  42. St. Germain, S. A., Stevens, M., et al. (2004). Virtual navigation in patients with postraumatic stress disorder. San Francisco, CA: Society for Neuroscience.Google Scholar
  43. Taylor, L. B. (1969). Localization of cerebral lesions by psychological testing. Clinical Neurosurgery, 16, 269–287.PubMedGoogle Scholar
  44. Uecker, A., Barnes, C. A., et al. (1997). Hippocampal glycogen metabolism, EEG, and behavior. Behavioral Neuroscience, 111(2), 283–291.CrossRefPubMedGoogle Scholar
  45. Velakoulis, D., Stuart, G. W., et al. (2001). Selective bilateral hippocampal volume loss in chronic schizophrenia. Biological Psychiatry, 50(7), 531–539.CrossRefPubMedGoogle Scholar
  46. Waldvogel, D., van Gelderen, P., et al. (2000). The variability of serial fMRI data: Correlation between a visual and a motor task. Neuroreport: For Rapid Communication of Neuroscience Research, 11(17), 3843–3847.Google Scholar
  47. Walker, J. A., & Olton, D. S. (1979). Spatial memory deficit following fimbria-fornix lesions: Independent of time for stimulus processing. Physiology and Behavior, 23(1), 11–15.CrossRefPubMedGoogle Scholar
  48. Wiebe, S. P., & Staeubli, U. V. (2001). Recognition memory correlates of hippocampal theta cells. Journal of Neuroscience, 21(11), 3955–3967.PubMedGoogle Scholar
  49. Wood, E. R., Dudchenko, P. A., et al. (1999). The global record of memory in hippocampal neuronal activity [see comment]. Nature, 397(6720), 613–616.CrossRefPubMedGoogle Scholar
  50. Zola-Morgan, S., & Squire, L. R. (1990). The neuropsychology of memory: Parallel findings in humans and nonhuman primates. Annals of the New York Academy of Sciences, 608, 434–456.PubMedGoogle Scholar

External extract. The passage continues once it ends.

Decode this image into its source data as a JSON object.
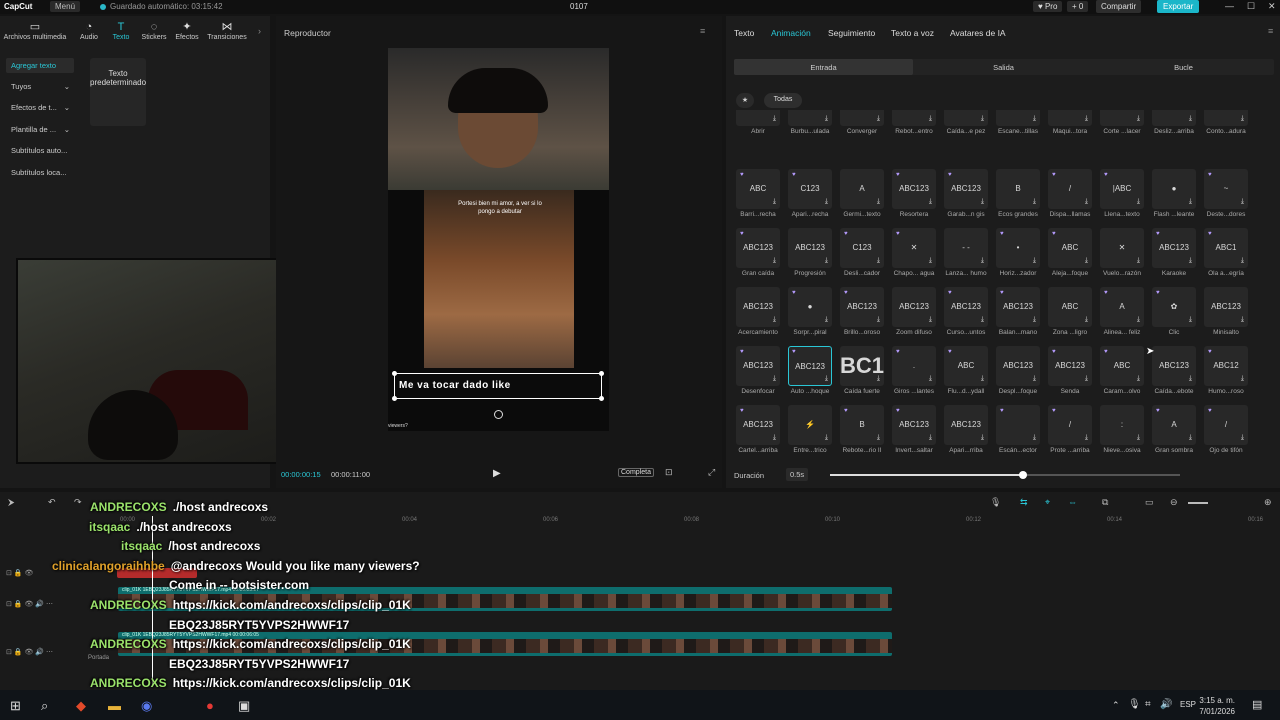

Copyright information

© Springer Science + Business Media, Inc. 2005

Authors and Affiliations

  • Robert S. Astur
    • 1
    • 2
  • Sarah A. St. Germain
    • 1
  • Elizabeth K. Baker
    • 1
  • Vince Calhoun
    • 1
    • 2
  • Godfrey D. Pearlson
    • 1
    • 2
  • R. Todd Constable
    • 3
    • 4
  1. 1.Olin Neuropsychiatry Research CenterInstitute of LivingHartford
  2. 2.Department of PsychiatryYale School of MedicineNew Haven
  3. 3.Department of Diagnostic RadiologyYale School of MedicineNew Haven
  4. 4.Department of NeurosurgeryYale School of MedicineNew Haven

Personalised recommendations